The growth of boys lacrosse continues at a rapid pace throughout North America.
More evidence came this spring when the rosters were released for the 12th annual Under Armour All-America Lacrosse Game, set for 8 p.m. Saturday at Towson University’s Johnny Unitas Stadium.
Among the 44 players selected to the North and South squads, six have Canadian ties, and Utah and Delaware earned their first All-America selections. In all, 17 states, Washington, D.C. and Canada are represented in the showcase game.
What’s missing for the first time? More than one selection from the Baltimore area.
Alex Rode, an All-Metro first-team goalie who recently graduated from St. Paul’s and is set to play at Virginia, will be the lone area representative when the teams take the field Saturday. In the previous 11 games, an average of 7.3 area players participated — the overwhelming majority from the Maryland Interscholastic Athletic Association A Conference — with a high of 13 in 2010 and a low of four last year.

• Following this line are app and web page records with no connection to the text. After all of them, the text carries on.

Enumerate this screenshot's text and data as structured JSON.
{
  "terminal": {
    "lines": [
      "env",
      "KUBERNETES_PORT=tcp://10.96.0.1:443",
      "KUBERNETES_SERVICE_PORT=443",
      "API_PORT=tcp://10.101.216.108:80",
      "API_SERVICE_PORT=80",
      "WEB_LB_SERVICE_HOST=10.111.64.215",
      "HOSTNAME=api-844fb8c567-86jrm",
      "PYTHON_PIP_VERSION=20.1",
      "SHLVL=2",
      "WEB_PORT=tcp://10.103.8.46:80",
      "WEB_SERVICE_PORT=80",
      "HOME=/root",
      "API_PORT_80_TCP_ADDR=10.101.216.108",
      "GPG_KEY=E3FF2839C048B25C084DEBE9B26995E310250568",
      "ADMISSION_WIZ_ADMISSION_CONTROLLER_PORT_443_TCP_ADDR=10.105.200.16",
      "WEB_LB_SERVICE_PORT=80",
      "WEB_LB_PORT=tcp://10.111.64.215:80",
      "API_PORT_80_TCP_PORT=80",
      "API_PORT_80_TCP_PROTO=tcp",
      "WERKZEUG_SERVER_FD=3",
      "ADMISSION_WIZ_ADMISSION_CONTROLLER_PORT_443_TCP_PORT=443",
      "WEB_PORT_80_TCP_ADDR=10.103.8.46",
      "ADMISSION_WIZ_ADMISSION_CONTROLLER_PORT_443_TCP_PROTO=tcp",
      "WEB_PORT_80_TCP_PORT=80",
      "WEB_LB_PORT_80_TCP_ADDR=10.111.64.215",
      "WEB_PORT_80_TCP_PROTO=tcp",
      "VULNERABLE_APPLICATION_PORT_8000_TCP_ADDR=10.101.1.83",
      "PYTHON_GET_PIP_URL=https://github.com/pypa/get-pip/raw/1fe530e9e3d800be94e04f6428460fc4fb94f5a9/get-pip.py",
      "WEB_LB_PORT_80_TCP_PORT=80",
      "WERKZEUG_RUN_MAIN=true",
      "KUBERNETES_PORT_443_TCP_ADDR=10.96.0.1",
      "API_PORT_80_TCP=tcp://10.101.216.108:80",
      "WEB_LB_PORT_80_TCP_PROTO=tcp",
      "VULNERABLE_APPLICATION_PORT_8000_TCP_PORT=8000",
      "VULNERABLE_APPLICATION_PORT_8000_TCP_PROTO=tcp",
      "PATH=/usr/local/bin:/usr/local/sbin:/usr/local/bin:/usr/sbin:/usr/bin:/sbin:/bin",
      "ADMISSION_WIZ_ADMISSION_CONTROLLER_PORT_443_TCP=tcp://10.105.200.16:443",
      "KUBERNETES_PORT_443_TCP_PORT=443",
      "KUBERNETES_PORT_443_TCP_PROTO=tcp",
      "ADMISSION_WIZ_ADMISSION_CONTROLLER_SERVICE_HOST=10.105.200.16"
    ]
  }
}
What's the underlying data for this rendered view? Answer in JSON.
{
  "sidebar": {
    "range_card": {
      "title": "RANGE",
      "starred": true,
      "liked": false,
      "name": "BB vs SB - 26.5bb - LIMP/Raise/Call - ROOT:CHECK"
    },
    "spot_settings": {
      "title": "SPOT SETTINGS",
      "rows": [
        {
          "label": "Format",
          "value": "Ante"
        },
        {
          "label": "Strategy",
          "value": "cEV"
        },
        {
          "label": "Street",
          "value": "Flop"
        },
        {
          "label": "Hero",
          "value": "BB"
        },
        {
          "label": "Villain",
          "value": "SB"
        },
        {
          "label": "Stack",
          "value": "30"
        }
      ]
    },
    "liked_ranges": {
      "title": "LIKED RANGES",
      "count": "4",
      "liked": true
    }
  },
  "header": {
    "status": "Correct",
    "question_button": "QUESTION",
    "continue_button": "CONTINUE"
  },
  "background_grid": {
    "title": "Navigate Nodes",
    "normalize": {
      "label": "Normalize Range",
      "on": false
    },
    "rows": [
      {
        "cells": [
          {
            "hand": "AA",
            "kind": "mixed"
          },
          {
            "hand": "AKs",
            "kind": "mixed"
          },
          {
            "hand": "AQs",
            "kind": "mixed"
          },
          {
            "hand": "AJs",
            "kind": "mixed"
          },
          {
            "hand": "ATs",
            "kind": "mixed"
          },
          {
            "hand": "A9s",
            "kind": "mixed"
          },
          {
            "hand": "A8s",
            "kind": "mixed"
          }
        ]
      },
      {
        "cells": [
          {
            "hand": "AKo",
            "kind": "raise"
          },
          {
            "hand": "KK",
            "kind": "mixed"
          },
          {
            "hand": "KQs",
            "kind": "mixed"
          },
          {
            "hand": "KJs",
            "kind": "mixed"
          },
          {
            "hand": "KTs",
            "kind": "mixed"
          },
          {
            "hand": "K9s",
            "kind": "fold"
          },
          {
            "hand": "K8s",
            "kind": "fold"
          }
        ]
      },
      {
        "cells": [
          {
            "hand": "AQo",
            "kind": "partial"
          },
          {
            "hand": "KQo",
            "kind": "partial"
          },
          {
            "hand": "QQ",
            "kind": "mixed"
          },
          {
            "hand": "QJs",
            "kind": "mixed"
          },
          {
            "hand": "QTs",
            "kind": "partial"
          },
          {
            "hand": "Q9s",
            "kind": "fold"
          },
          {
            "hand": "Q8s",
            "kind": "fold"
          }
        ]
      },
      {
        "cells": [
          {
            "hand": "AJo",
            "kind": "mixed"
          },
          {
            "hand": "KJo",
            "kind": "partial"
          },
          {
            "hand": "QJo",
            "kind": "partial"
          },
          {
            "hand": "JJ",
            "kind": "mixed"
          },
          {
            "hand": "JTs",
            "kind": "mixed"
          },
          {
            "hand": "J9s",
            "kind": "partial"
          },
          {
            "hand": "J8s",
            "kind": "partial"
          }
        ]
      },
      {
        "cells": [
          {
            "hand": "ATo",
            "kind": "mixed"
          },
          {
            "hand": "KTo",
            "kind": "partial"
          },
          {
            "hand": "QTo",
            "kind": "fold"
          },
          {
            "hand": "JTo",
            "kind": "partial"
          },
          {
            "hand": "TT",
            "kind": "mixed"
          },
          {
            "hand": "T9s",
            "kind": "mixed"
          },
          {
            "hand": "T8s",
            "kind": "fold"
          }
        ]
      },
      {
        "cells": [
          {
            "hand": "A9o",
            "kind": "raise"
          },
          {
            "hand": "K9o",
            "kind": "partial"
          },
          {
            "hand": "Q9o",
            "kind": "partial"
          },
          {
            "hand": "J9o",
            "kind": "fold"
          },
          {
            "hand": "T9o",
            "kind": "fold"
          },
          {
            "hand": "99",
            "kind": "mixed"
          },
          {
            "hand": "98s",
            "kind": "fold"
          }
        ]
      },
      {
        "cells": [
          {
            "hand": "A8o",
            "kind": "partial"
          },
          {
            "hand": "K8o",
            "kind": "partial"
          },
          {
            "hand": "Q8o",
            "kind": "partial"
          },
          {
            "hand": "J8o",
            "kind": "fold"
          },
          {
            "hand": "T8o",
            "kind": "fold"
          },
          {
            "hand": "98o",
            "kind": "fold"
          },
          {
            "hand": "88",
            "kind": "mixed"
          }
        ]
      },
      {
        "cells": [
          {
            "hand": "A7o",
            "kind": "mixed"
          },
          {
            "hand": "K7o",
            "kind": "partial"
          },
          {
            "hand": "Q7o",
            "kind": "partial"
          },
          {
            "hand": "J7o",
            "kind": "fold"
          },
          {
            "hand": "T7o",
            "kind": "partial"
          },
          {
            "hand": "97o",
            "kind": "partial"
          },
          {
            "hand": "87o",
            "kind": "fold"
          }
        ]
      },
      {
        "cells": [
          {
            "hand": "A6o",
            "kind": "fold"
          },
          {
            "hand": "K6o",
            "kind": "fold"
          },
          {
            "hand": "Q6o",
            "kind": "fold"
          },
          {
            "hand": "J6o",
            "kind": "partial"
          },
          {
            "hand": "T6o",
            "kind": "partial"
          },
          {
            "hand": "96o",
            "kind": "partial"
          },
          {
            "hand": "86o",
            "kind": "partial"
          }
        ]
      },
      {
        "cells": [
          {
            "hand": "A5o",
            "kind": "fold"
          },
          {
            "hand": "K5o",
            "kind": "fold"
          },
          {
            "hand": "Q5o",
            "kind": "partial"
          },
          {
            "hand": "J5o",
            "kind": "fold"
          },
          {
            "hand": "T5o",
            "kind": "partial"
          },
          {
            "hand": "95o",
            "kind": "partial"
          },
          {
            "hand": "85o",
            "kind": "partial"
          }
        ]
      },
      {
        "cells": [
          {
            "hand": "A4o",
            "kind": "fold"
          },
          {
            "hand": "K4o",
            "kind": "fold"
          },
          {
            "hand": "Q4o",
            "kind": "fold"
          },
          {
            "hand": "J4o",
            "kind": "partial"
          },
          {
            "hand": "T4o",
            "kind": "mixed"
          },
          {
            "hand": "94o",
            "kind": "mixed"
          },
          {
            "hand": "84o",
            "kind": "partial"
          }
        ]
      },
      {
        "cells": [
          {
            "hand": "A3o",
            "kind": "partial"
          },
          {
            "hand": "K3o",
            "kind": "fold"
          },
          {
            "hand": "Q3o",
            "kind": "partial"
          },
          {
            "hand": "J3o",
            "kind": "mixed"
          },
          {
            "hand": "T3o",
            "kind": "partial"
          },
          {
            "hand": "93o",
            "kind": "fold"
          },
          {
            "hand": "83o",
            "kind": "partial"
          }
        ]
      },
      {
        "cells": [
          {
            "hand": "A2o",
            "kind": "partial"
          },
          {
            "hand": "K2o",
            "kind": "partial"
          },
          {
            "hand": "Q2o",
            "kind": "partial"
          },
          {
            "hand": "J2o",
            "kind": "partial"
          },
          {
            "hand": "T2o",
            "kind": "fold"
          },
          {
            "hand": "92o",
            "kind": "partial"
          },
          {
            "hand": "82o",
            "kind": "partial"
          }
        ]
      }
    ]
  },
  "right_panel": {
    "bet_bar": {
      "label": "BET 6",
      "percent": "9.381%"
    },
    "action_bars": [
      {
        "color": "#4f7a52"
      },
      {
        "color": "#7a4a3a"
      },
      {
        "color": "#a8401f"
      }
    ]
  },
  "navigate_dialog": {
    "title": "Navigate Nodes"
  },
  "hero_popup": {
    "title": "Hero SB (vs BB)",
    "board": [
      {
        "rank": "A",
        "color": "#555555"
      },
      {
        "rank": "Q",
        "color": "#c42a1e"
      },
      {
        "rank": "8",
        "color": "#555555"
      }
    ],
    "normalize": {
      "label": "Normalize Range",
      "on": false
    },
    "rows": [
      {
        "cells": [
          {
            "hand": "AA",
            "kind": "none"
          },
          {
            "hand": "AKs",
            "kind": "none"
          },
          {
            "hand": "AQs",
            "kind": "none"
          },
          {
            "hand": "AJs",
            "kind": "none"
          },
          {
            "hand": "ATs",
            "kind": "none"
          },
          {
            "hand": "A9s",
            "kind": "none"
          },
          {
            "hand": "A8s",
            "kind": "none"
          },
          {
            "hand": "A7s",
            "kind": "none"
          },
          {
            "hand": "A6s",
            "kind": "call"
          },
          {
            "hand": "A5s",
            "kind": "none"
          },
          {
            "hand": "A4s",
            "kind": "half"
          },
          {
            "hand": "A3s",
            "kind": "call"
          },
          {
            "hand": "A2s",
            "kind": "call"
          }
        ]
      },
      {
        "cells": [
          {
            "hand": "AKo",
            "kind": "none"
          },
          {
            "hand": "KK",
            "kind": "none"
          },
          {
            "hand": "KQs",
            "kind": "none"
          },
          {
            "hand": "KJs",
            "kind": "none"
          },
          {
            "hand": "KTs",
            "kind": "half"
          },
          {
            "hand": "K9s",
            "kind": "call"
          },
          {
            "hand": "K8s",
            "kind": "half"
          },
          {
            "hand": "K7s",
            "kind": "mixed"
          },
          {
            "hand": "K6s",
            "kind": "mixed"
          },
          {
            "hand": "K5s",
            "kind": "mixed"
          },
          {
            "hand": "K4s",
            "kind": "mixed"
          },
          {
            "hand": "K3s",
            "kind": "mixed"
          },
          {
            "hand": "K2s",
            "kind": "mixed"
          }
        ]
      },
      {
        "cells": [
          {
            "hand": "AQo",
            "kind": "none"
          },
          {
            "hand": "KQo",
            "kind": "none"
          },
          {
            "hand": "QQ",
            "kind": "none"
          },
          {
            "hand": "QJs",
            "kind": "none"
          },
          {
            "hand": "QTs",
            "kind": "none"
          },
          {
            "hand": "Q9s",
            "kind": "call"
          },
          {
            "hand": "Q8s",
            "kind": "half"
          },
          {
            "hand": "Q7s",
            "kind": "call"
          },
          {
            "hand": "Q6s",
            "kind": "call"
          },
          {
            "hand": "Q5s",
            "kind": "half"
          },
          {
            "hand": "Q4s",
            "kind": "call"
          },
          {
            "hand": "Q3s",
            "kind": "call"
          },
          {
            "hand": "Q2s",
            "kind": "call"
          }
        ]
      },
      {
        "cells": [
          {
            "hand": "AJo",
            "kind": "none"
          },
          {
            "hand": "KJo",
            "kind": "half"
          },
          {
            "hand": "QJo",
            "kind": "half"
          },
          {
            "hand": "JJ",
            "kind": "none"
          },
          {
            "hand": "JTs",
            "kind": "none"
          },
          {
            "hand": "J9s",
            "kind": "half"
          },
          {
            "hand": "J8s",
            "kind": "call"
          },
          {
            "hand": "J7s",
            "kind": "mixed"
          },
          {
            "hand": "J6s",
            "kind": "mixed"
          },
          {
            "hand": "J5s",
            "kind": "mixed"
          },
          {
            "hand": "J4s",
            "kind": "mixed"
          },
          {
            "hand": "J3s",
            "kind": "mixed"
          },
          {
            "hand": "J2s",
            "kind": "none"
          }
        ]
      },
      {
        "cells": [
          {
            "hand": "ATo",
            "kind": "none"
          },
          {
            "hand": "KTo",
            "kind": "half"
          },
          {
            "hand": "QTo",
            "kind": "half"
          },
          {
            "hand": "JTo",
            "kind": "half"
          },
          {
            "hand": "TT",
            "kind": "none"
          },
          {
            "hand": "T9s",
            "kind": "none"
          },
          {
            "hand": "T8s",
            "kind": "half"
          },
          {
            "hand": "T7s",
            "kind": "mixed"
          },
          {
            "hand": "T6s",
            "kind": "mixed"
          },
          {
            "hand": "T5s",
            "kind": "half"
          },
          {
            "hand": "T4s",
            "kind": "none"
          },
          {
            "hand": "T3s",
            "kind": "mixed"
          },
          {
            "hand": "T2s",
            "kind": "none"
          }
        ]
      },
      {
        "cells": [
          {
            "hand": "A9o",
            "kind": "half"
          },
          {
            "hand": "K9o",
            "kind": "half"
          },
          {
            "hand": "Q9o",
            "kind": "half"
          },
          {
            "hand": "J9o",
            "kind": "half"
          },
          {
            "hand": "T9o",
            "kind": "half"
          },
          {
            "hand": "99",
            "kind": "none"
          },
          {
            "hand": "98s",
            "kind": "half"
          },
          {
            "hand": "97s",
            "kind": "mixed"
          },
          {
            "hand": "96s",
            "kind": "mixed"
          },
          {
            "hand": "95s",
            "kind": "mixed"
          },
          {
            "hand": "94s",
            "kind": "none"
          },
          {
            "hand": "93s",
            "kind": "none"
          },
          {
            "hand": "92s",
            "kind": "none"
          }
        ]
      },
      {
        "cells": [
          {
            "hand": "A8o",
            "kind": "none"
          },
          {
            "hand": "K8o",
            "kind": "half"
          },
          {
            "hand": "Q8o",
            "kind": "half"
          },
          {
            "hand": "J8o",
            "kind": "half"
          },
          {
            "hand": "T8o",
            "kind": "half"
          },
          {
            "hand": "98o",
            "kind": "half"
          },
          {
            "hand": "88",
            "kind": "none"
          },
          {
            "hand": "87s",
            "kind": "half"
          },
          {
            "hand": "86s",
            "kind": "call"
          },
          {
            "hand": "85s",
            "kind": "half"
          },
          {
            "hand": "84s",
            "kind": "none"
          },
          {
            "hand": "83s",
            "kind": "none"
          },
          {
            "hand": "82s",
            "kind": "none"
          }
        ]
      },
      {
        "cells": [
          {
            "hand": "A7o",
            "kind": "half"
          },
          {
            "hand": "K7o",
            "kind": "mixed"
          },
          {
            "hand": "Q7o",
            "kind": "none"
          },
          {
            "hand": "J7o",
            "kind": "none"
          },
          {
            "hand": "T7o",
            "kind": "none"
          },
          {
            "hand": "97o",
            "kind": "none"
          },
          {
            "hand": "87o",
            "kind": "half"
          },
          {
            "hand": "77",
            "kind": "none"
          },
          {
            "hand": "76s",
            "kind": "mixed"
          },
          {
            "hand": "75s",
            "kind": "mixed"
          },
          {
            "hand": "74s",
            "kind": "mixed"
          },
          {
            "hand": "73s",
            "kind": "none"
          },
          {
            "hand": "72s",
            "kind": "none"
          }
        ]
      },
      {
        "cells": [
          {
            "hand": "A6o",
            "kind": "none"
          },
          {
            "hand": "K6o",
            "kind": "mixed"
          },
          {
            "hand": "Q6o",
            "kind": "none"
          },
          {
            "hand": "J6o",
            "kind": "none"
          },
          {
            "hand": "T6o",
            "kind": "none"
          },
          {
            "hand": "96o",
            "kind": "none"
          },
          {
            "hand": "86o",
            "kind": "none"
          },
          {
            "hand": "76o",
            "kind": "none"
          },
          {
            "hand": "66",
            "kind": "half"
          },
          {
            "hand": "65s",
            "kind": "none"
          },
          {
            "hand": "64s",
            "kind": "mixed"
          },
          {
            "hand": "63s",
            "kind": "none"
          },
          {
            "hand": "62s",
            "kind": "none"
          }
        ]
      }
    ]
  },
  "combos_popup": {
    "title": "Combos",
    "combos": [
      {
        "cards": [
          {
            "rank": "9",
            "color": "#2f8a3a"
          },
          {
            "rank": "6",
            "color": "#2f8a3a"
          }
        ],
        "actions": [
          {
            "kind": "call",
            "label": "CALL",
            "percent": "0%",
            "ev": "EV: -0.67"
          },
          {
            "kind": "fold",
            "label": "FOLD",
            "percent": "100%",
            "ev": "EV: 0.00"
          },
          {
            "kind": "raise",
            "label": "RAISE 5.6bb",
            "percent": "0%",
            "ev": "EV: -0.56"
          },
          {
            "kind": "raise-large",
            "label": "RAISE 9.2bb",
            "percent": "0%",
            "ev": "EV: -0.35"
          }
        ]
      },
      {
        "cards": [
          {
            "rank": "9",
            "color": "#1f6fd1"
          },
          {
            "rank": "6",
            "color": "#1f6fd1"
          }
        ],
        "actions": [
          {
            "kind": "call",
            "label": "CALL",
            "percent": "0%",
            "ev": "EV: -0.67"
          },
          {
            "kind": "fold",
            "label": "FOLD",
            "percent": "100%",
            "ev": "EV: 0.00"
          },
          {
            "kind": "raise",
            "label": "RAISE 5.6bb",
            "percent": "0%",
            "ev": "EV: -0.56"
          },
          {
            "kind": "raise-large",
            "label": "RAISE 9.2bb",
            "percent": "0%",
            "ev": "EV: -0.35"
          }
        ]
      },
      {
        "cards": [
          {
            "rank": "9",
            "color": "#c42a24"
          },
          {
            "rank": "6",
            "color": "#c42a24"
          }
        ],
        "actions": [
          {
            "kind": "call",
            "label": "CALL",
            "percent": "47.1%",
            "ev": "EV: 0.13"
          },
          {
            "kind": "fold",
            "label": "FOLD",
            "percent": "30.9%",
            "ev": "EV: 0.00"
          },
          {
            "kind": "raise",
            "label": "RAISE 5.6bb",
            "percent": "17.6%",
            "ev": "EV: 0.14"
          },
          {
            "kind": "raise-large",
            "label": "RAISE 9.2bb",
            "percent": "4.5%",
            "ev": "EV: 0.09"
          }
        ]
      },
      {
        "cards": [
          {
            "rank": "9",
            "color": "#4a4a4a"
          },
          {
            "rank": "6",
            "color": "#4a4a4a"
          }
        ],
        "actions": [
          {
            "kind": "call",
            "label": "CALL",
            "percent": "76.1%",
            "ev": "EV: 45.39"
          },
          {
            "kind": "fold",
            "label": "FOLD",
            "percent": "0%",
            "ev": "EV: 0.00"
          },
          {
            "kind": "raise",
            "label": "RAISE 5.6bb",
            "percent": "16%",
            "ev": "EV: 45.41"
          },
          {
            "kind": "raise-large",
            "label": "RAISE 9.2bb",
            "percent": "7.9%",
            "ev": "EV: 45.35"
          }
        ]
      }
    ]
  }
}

“In regard to the fact there is only one local player, I don’t think it speaks to the play around here or the play around here not being talented,” said Johns Hopkins men’s lacrosse coach Dave Pietramala. “I think it speaks more to the fact that the game has spread so widely and covers such a vast area that being able to take multiple players from this specific area just isn’t as possible anymore.”
A panel of five, mostly staff from Inside Lacrosse, collaborated to select the 44 players, who were announced in four waves of 11 with the final rosters set in May. The players are selected based on their high school resume and, more importantly, college potential. The panel checks out games and tournaments across country, watches video and seeks input from college coaches, selected media and other sources.
“The task is not to pick the 44 most deserving players on a basis of what they accomplished in high school. The task is to pick the 44 players that project most likely to become college stars,” said Terry Foy, publisher of Inside Lacrosse.
In addition to Rode, several quality players from the area’s senior class closed out fine high school careers that likely earned consideration for the prestigious summer game. Calvert Hall, which went undefeated in the MIAA A Conference on its way to the league championship and the area’s No. 1 ranking, featured two-time All-Metro attackman JT Bugliosi and All-Metro midfielder Brendan Curry. At Boys’ Latin, recent graduate Greg Ey, an All-Metro first-team pick, enjoyed a strong senior season to end his four-year varsity career.
Calvert Hall coach Bryan Kelly, among others, was surprised to see only one area player selected. But he was quick to defend the difficult task the panel has in making selections with the growing pool.
“I understand it — it’s a hard position to be in,” he said. “There’s a lot of talented kids throughout the country now, so I’m sure it’s harder to make the selections from when they first started this thing. It’s expanded. There’s always really good kids that don’t make this team throughout the country that people were surprised didn’t make it. It’s a very tough spot [for the panel] to be in.”
A promising 2018 class could mean more area selections for next year’s game. Among the talented group is Calvert Hall’s Jacob Kelly, this year’s All-Metro Player of the Year; McDonogh’s BJ Farrare and Jack Simmons; and Boys’ Latin standouts Chris and Matt Brandau.